What I See In Your Photos With “Poor African Children”

1. I see someone who was lucky enough to travel to a magnificent continent

And we welcome you. We welcome you to feel in your bones the wealth of our loam soil. Listen to the stories whispered by our winds. Immerse yourself in our skies. We welcome you to open your heart – and your eyes – to see that our narrative is more than one of suffering.

not tourist attraction
Base image by Stephen and Melanie Murdoch, click for their Flickr Photostream.

Continue reading “What I See In Your Photos With “Poor African Children””

Does New Data on Patient Confidentiality Change Anything?

The recent NPR-Truven Health Analytics Poll data illuminated some interesting data. In this poll, 3,000 Americans were interviewed about their concerns (or lack thereof) regarding their health records.

worries-about-health-records-by-location_custom-3bbb3a48b149d38b528a203d5bbf4d564c9a8fad-s400-c85Surprisingly, by the responses it seems at first glance that American patients are not all that concerned about the confidentiality of their health records. As per the executive summary, “16 percent of respondents have privacy concerns regarding health records held by their health insurer. 14 percent have concerns about records held by their hospital, 11 percent with records held by their physician, and 10 percent with records held by their employer.” Continue reading “Does New Data on Patient Confidentiality Change Anything?”

The Medical App You Should Get NOW (and an exam PSA)

Figure 1 might not be new to my international readers, but I am SO EXCITED to share that today the app launches in South Africa! I’ve been using the app a bit longer because I have access to an American iTunes account, but now it’s officially here and we can share some of our awesome medical images too! It is available on App Store and Google Play and you can download it here.

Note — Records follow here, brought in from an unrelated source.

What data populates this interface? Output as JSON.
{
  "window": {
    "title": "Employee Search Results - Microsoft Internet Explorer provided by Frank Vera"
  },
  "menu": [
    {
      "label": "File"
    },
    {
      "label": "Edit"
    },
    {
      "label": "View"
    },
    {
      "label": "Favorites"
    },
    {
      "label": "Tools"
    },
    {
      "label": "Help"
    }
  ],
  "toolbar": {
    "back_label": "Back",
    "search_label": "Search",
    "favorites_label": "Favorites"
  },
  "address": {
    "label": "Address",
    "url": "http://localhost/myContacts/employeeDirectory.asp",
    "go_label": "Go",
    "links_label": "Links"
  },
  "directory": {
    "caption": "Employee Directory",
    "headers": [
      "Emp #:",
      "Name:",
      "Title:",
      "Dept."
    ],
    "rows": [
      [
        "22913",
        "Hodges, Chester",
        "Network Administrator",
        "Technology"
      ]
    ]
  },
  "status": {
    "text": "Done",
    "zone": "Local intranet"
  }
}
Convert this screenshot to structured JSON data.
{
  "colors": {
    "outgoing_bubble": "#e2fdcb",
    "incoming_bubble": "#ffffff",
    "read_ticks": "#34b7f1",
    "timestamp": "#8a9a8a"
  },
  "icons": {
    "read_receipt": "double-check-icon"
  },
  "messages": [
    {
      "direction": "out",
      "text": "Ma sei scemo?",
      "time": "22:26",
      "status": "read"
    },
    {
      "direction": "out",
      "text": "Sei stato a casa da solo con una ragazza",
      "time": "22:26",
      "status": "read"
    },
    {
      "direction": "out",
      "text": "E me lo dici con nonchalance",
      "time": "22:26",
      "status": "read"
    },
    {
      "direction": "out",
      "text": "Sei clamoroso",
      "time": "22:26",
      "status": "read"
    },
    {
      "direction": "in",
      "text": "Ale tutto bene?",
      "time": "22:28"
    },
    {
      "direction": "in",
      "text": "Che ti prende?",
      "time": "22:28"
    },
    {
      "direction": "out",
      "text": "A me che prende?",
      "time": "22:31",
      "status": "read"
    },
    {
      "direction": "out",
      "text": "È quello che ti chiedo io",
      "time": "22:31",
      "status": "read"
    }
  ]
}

South-Africa-Launch21 Continue reading “The Medical App You Should Get NOW (and an exam PSA)”

Medical Photography: Do or Don’t (+POLL)

I’m interested to know what you think about medical photography – specifically, taking pictures of interesting anomalies or cool surgeries.

I know that a lot of doctors have personal collections of photos that they keep to… reflect on, I suppose? Use for presentations? Smart phones have made it easier and opened a new can of worms simultaneously. Decades ago, if a doctor took a picture of your tumour, you did not really worry that it would end up on Facebook, because there was no Facebook!

Continue reading “Medical Photography: Do or Don’t (+POLL)”

Raining on your Parade: Little Pinkfoot

I must come across as a real annoying know-it-all. I’m not, sorta.

But I do get annoyed with online hoaxes. I don’t really care how cute they are.

I don’t have a problem with Photoshop, but trying to sell a Photoshopped image as real constitutes lying in my book. So there.

The picture alongside has had all the mommies and wannabe mommies going gaga on Pinterest. It’s cute though right? It even makes my uterus feel tingly.

But it’s not real. And here’s why:

Continue reading “Raining on your Parade: Little Pinkfoot”